Following the information on the inspection sheet, the projectionist chooses the correct lens and selects the proper sound format on the sound processor.
 
An aperture plate in the projector's gate prevents the soundtrack and unwanted parts of the image from appearing onscreen. Masking set by the manager as precisely as possible covers up any resulting shadows and gives the picture sharp edges.
 
 
After a short test projection on both machines during which the manager adjusts the film's approximate volume, the projectionist rewinds the film and threads the projectors for the actual screening. Now everything is ready for the audience and the screening can begin.
 
The day after the screening, the print returns to the archive where it is again inspected for possible new damage and added changeover cues are removed residue-free. If there are no additional screenings, the print is brought back to its location in the vault or returned to its lender. Meanwhile, the archivists prepare the films for the following days for one of the more than 600 screenings a year.
 
 
Film Print Inspection: Florian Haag, Vanessa Scharrer Driver: Robert Czapla Projection: Franz Kaser-Kayer (Head), Mirjam Bromundt, Florian Kläger, Markus Maicher, Jan Pirker, Reinhard Sockel, Markus Zöchling Cinema Management: Mirjam Bromundt, Helmut Erber, Georg Grigoriadis, Adrian Lindenthal, Reinhard Sockel, Pia Wurzer
 

Exhibition View

 
Guckkasten #3 (Foto: ÖFM / © Eszter Kondor)
Guckkasten #3 (Foto: ÖFM / © Eszter Kondor)

 

Further Resources

 

Using the rewinder

 

At the editing table

 

Archive

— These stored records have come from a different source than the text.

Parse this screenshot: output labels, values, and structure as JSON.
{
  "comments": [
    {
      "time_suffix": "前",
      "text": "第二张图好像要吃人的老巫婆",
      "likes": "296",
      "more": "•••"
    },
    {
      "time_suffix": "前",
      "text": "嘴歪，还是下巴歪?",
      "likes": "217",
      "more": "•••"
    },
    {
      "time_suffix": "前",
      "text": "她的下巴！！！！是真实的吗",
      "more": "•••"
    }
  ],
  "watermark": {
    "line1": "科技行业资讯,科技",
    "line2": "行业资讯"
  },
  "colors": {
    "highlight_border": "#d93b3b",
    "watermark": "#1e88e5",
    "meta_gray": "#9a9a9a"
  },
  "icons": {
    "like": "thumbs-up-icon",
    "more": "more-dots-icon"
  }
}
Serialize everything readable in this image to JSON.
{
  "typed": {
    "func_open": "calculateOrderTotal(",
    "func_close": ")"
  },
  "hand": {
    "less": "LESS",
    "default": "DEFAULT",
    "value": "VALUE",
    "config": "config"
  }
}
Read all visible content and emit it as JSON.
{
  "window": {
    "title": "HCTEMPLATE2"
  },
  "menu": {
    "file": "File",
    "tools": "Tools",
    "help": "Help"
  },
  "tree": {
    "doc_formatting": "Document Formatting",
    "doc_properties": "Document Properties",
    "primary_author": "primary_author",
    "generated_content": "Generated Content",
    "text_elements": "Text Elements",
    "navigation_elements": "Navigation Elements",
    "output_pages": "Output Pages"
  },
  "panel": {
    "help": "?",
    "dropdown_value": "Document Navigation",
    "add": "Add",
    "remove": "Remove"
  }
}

In the course of the renovation of the premises of the Film Museum in the Albertina building in summer 2020, a small exhibition space was created that now makes it possible for us to present special topics in a new form.

Peep Show #1: Gertie Fröhlich
Peep Show #2: Amos Vogel